Below are the records; retype them exactly and omit each picture.

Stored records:
....
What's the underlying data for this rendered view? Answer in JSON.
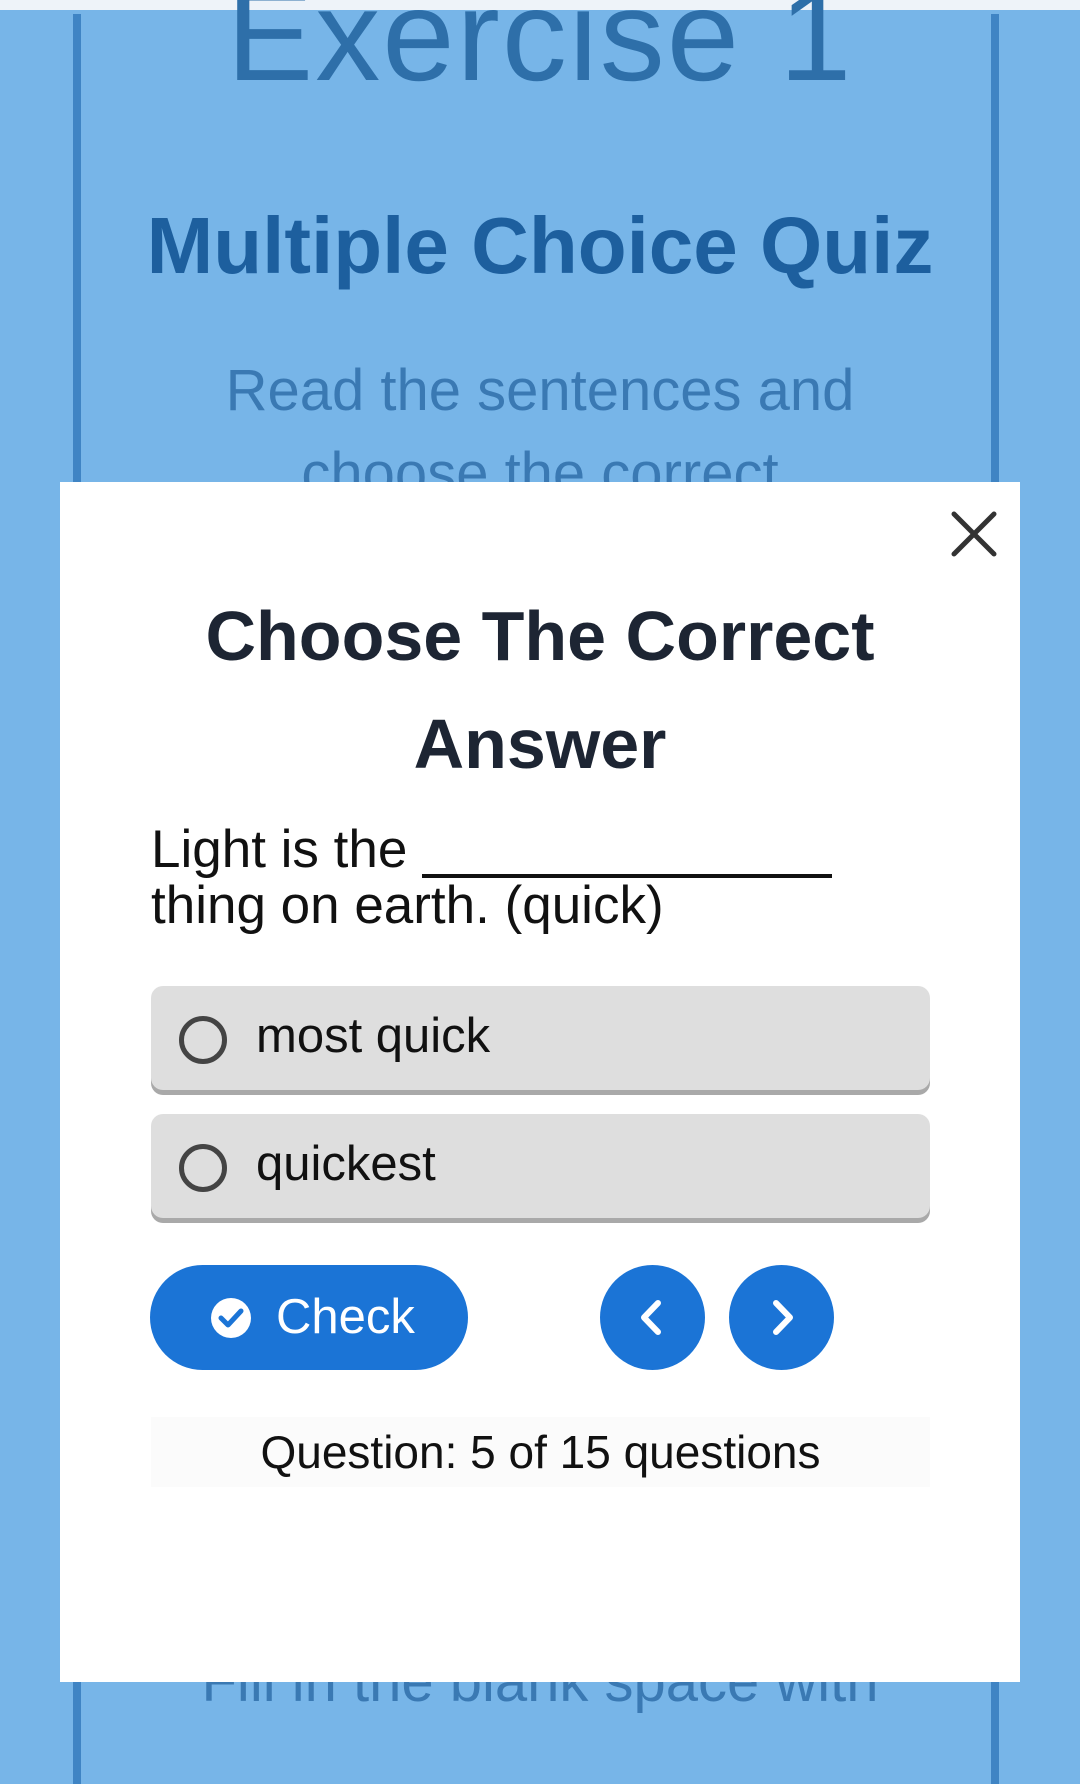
{
  "background": {
    "title": "Exercise 1",
    "subtitle": "Multiple Choice Quiz",
    "instruction_line1": "Read the sentences and",
    "instruction_line2": "choose the correct",
    "footer_text": "Fill in the blank space with"
  },
  "modal": {
    "close_icon": "close-icon",
    "title": "Choose The Correct Answer",
    "question_before": "Light is the",
    "question_after": "thing on earth. (quick)",
    "options": [
      {
        "label": "most quick",
        "selected": false
      },
      {
        "label": "quickest",
        "selected": false
      }
    ],
    "check_label": "Check",
    "check_icon": "check-circle-icon",
    "prev_icon": "chevron-left-icon",
    "next_icon": "chevron-right-icon",
    "progress_text": "Question: 5 of 15 questions"
  },
  "colors": {
    "page_bg": "#77b5e8",
    "accent": "#1b74d6",
    "option_bg": "#dedede"
  }
}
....
### Completed task
What's the underlying data for this rendered view? Answer in JSON.
{
  "background": {
    "title": "Exercise 1",
    "subtitle": "Multiple Choice Quiz",
    "instruction_line1": "Read the sentences and",
    "instruction_line2": "choose the correct",
    "footer_text": "Fill in the blank space with"
  },
  "modal": {
    "close_icon": "close-icon",
    "title": "Choose The Correct Answer",
    "question_before": "Light is the",
    "question_after": "thing on earth. (quick)",
    "options": [
      {
        "label": "most quick",
        "selected": false
      },
      {
        "label": "quickest",
        "selected": false
      }
    ],
    "check_label": "Check",
    "check_icon": "check-circle-icon",
    "prev_icon": "chevron-left-icon",
    "next_icon": "chevron-right-icon",
    "progress_text": "Question: 5 of 15 questions"
  },
  "colors": {
    "page_bg": "#77b5e8",
    "accent": "#1b74d6",
    "option_bg": "#dedede"
  }
}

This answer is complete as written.